==== Entries supplied ====

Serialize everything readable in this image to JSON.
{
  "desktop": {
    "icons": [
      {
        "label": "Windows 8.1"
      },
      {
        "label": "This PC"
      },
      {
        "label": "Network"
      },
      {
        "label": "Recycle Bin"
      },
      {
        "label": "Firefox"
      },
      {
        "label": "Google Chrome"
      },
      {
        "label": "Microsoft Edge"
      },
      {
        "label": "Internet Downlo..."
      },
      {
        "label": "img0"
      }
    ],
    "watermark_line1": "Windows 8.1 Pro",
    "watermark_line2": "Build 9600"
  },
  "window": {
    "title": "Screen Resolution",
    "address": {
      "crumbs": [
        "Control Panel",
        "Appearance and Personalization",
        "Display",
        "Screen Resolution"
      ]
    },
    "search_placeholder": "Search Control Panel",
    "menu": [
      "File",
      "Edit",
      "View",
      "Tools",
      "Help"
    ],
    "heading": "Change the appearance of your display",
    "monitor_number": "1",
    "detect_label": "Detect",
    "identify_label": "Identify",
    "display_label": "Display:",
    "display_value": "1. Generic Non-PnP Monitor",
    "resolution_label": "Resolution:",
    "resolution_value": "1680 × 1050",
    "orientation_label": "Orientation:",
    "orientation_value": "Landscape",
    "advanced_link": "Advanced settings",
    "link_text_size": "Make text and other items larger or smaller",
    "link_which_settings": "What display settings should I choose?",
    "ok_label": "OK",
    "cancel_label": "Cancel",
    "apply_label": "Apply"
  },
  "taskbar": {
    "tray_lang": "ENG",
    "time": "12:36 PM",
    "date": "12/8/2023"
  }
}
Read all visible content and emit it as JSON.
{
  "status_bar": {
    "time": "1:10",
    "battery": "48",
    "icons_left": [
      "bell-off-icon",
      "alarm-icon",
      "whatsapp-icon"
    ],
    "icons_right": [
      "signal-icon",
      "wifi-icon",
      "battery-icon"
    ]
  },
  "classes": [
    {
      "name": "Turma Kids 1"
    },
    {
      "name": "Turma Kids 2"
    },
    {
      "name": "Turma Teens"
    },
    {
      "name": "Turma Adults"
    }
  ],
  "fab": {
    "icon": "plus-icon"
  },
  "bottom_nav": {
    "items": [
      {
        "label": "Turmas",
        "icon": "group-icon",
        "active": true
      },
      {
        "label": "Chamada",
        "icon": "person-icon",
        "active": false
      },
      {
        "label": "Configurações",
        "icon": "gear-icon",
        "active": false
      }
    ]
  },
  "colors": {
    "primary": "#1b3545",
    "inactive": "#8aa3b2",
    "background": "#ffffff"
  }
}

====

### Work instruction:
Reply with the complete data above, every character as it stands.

### Response for this exercise:
Serialize everything readable in this image to JSON.
{
  "desktop": {
    "icons": [
      {
        "label": "Windows 8.1"
      },
      {
        "label": "This PC"
      },
      {
        "label": "Network"
      },
      {
        "label": "Recycle Bin"
      },
      {
        "label": "Firefox"
      },
      {
        "label": "Google Chrome"
      },
      {
        "label": "Microsoft Edge"
      },
      {
        "label": "Internet Downlo..."
      },
      {
        "label": "img0"
      }
    ],
    "watermark_line1": "Windows 8.1 Pro",
    "watermark_line2": "Build 9600"
  },
  "window": {
    "title": "Screen Resolution",
    "address": {
      "crumbs": [
        "Control Panel",
        "Appearance and Personalization",
        "Display",
        "Screen Resolution"
      ]
    },
    "search_placeholder": "Search Control Panel",
    "menu": [
      "File",
      "Edit",
      "View",
      "Tools",
      "Help"
    ],
    "heading": "Change the appearance of your display",
    "monitor_number": "1",
    "detect_label": "Detect",
    "identify_label": "Identify",
    "display_label": "Display:",
    "display_value": "1. Generic Non-PnP Monitor",
    "resolution_label": "Resolution:",
    "resolution_value": "1680 × 1050",
    "orientation_label": "Orientation:",
    "orientation_value": "Landscape",
    "advanced_link": "Advanced settings",
    "link_text_size": "Make text and other items larger or smaller",
    "link_which_settings": "What display settings should I choose?",
    "ok_label": "OK",
    "cancel_label": "Cancel",
    "apply_label": "Apply"
  },
  "taskbar": {
    "tray_lang": "ENG",
    "time": "12:36 PM",
    "date": "12/8/2023"
  }
}
Read all visible content and emit it as JSON.
{
  "status_bar": {
    "time": "1:10",
    "battery": "48",
    "icons_left": [
      "bell-off-icon",
      "alarm-icon",
      "whatsapp-icon"
    ],
    "icons_right": [
      "signal-icon",
      "wifi-icon",
      "battery-icon"
    ]
  },
  "classes": [
    {
      "name": "Turma Kids 1"
    },
    {
      "name": "Turma Kids 2"
    },
    {
      "name": "Turma Teens"
    },
    {
      "name": "Turma Adults"
    }
  ],
  "fab": {
    "icon": "plus-icon"
  },
  "bottom_nav": {
    "items": [
      {
        "label": "Turmas",
        "icon": "group-icon",
        "active": true
      },
      {
        "label": "Chamada",
        "icon": "person-icon",
        "active": false
      },
      {
        "label": "Configurações",
        "icon": "gear-icon",
        "active": false
      }
    ]
  },
  "colors": {
    "primary": "#1b3545",
    "inactive": "#8aa3b2",
    "background": "#ffffff"
  }
}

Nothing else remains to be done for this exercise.